In his discussion of a theoretical artificial intelligence “arms race”, Nick Bostrom, Director of the Future of Humanity Institute at Oxford, presents a model of future AI research in which development teams compete to create the first General AI. Under the assumption that the first AI will be very powerful and transformative (a notably arguable one, as per the soft vs. hard takeoff debate), each team is highly incentivised to finish first. Bostrom argues that the level of safety precautions each development team will undertake arises as a reflection of broader policy parameters, specifically those relating to the allowed level of market concentration (i.e. permitted consolidation of research teams), and information accessibility (i.e. degrees of intellectual property protection & algorithm secrecy).
In his work, Bostrom does not reach one specific conclusion regarding AI safety levels, but instead defines a set of Nash equilibria given various numbers of development teams + levels of information accessibility. Specifically, he notes that having additional development teams (and therefore reduced market concentration) may increase the likelihood of an AI disaster, especially if risk-taking is more important than skill in developing the AI. Increased information accessibility also increases risk.
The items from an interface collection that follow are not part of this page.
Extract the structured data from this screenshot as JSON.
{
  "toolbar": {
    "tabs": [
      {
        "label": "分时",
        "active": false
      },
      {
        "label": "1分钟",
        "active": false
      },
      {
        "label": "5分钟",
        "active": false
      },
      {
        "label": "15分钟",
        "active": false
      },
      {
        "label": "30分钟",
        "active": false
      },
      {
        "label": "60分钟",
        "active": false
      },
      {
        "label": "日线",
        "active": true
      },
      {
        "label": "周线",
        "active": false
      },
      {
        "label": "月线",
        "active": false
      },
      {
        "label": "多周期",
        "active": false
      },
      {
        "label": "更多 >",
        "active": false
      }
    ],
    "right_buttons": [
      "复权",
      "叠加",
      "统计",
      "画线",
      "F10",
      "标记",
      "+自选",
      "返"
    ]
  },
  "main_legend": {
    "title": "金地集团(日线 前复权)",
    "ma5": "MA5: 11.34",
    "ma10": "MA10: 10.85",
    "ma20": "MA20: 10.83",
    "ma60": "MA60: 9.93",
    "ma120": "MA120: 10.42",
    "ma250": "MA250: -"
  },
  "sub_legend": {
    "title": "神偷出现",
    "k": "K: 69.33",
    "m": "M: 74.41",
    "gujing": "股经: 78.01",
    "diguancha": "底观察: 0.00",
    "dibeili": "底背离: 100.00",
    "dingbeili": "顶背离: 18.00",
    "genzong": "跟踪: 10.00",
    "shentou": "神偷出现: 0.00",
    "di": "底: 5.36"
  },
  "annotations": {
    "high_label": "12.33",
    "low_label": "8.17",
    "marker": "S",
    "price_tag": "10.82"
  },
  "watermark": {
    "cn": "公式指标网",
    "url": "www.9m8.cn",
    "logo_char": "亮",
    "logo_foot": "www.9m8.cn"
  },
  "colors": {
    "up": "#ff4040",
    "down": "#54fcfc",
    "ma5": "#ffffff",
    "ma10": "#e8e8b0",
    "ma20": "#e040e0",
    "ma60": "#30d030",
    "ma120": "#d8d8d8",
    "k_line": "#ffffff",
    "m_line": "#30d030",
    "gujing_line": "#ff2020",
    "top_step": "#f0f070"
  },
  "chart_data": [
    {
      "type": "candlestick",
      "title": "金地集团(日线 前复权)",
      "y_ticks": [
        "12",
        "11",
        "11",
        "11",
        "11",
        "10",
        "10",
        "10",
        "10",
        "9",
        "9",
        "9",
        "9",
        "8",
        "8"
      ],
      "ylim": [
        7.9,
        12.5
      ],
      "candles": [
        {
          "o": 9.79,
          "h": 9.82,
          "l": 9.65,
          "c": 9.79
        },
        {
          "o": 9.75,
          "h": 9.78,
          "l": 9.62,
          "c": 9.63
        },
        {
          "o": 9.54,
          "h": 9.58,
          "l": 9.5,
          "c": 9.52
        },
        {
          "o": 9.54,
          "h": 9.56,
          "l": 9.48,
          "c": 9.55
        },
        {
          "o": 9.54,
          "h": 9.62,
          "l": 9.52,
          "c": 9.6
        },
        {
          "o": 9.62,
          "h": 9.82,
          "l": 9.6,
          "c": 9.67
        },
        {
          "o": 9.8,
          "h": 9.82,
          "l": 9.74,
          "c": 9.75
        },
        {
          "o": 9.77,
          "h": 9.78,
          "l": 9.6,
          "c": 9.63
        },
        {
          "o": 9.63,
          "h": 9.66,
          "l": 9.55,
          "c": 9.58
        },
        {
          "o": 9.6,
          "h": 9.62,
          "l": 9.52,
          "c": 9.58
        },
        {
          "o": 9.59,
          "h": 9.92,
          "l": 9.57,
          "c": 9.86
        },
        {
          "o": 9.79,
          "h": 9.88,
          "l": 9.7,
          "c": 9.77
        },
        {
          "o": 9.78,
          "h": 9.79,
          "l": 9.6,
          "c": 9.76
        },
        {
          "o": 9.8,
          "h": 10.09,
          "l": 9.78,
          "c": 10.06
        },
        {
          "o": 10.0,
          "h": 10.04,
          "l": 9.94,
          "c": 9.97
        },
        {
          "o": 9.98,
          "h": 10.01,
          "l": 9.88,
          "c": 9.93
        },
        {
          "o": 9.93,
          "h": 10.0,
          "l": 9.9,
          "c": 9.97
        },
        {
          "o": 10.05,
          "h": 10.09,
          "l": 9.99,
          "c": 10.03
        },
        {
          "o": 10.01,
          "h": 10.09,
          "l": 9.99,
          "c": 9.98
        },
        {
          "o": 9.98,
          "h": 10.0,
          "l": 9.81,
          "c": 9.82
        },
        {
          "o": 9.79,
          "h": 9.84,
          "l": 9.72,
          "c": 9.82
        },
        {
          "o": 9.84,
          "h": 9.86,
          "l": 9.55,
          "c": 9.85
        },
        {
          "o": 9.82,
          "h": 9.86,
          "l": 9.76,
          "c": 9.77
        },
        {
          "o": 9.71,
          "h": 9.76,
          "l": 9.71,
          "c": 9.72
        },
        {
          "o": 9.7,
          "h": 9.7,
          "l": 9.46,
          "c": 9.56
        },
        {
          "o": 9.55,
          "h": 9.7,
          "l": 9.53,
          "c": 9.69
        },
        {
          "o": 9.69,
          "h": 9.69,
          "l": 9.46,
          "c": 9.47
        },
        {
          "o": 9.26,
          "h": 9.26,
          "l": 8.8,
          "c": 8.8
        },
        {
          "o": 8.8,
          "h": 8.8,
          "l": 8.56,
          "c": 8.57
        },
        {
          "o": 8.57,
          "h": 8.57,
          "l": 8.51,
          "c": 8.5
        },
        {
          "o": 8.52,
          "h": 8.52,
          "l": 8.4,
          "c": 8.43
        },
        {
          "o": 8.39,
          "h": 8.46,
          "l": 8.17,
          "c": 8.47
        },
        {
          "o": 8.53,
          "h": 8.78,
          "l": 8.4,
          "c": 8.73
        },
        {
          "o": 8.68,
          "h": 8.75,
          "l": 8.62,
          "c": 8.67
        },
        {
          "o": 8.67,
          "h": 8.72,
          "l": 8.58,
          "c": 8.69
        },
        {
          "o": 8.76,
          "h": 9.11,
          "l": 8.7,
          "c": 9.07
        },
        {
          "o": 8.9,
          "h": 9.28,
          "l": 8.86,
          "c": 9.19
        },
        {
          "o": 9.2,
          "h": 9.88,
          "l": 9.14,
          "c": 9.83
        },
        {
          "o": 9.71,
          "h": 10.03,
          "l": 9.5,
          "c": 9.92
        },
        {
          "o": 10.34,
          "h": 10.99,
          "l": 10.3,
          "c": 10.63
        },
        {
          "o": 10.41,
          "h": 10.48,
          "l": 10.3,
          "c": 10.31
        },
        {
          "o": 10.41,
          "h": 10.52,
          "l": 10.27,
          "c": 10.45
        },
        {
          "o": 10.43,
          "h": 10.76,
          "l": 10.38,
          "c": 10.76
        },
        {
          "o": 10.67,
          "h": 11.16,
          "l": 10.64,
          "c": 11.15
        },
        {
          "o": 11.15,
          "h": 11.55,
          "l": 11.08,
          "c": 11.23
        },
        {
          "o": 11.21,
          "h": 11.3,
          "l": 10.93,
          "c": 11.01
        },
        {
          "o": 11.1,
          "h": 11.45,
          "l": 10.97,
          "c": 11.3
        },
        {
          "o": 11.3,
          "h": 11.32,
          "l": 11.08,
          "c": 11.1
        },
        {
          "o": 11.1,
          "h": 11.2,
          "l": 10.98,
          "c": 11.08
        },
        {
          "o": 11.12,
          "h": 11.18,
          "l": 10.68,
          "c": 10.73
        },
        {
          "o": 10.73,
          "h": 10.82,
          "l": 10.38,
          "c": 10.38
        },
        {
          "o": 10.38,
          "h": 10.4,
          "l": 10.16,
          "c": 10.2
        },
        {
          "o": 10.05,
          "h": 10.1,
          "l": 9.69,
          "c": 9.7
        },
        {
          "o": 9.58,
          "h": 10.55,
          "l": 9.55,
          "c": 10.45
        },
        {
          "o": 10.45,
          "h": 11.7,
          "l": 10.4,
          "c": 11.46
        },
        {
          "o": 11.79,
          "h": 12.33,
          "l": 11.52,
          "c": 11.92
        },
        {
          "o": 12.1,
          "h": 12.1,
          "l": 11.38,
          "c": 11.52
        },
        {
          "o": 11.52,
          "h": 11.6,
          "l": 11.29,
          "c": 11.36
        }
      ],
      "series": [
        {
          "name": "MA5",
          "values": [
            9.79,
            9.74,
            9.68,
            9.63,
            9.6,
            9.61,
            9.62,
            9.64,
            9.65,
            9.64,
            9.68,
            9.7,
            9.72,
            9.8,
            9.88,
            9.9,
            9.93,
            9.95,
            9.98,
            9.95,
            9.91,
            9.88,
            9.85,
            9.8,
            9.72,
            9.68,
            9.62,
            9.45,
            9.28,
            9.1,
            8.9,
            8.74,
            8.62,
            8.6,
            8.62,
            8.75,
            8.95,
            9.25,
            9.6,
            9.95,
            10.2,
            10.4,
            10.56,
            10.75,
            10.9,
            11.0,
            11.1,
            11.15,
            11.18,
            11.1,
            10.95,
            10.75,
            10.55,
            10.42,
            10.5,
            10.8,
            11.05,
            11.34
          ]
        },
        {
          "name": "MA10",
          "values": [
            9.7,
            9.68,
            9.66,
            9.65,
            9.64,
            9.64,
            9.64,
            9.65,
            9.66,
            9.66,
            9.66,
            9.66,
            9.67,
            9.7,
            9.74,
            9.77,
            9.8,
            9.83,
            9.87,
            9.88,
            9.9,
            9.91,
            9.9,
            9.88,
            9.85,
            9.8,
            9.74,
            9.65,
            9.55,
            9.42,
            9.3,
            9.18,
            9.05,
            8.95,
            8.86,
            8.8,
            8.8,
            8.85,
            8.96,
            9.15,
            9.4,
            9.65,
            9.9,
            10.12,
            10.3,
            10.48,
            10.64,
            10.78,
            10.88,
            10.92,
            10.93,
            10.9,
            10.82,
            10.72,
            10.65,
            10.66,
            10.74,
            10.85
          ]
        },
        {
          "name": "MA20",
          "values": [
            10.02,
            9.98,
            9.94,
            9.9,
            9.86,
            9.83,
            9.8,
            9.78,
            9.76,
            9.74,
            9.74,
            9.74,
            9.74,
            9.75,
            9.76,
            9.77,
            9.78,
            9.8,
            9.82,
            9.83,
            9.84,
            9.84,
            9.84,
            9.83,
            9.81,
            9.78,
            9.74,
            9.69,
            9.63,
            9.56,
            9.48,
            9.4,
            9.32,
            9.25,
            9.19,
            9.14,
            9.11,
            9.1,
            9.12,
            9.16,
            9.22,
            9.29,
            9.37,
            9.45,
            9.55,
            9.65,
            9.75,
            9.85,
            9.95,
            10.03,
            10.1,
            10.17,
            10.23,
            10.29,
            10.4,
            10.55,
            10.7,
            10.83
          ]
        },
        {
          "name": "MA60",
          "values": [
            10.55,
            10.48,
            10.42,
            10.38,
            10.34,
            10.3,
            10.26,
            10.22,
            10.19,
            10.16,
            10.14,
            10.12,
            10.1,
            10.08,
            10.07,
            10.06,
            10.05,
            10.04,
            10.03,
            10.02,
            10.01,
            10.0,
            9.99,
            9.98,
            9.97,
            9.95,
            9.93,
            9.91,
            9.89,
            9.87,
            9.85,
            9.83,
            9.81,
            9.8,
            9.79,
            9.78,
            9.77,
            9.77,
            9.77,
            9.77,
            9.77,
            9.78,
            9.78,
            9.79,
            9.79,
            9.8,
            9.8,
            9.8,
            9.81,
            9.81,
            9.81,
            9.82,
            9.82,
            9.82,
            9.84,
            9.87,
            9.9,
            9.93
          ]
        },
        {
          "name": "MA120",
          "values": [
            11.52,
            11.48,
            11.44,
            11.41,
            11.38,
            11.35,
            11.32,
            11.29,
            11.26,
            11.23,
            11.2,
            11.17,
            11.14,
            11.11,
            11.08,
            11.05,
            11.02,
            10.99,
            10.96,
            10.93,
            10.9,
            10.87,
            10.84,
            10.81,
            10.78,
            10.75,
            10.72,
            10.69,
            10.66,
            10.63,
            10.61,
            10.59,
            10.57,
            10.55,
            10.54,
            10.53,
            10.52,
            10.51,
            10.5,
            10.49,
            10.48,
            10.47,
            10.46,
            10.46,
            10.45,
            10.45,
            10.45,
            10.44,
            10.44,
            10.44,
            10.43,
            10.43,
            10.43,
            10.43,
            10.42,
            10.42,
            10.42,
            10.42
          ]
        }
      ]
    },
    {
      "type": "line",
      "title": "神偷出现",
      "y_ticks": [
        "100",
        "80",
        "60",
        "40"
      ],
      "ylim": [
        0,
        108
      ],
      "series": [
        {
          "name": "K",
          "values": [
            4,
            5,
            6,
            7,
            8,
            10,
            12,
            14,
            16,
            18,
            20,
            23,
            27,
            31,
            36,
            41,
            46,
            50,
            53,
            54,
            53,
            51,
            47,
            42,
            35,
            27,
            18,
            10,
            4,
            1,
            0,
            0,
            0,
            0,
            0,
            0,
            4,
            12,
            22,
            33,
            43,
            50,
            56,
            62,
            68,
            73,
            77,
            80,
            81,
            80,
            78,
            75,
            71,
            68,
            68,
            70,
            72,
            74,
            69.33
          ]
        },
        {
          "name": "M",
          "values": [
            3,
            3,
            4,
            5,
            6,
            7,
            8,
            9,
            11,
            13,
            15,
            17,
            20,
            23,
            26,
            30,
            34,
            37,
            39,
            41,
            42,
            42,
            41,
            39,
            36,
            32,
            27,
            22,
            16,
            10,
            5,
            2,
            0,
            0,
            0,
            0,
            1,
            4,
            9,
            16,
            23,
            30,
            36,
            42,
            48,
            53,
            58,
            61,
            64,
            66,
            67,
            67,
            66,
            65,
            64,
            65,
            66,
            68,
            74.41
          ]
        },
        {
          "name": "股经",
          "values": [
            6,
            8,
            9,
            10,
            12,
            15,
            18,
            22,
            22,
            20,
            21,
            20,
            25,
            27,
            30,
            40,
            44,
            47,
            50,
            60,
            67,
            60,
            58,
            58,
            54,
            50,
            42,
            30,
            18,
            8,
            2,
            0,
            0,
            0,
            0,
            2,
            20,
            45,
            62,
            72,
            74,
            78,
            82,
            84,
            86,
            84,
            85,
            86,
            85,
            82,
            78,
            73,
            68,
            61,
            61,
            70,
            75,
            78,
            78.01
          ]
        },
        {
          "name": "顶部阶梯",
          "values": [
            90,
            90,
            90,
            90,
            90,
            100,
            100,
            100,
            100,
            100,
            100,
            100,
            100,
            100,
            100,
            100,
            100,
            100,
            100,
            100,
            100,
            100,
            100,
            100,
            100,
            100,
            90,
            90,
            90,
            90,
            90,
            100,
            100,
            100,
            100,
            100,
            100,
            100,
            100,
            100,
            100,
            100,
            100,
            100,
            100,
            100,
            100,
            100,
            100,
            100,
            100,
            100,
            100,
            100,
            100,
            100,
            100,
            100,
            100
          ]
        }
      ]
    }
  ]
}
The more teams know of each others’ capabilities and methodologies, the greater the velocity of, and enmity in, development; a greater equilibrium danger level follows accordingly.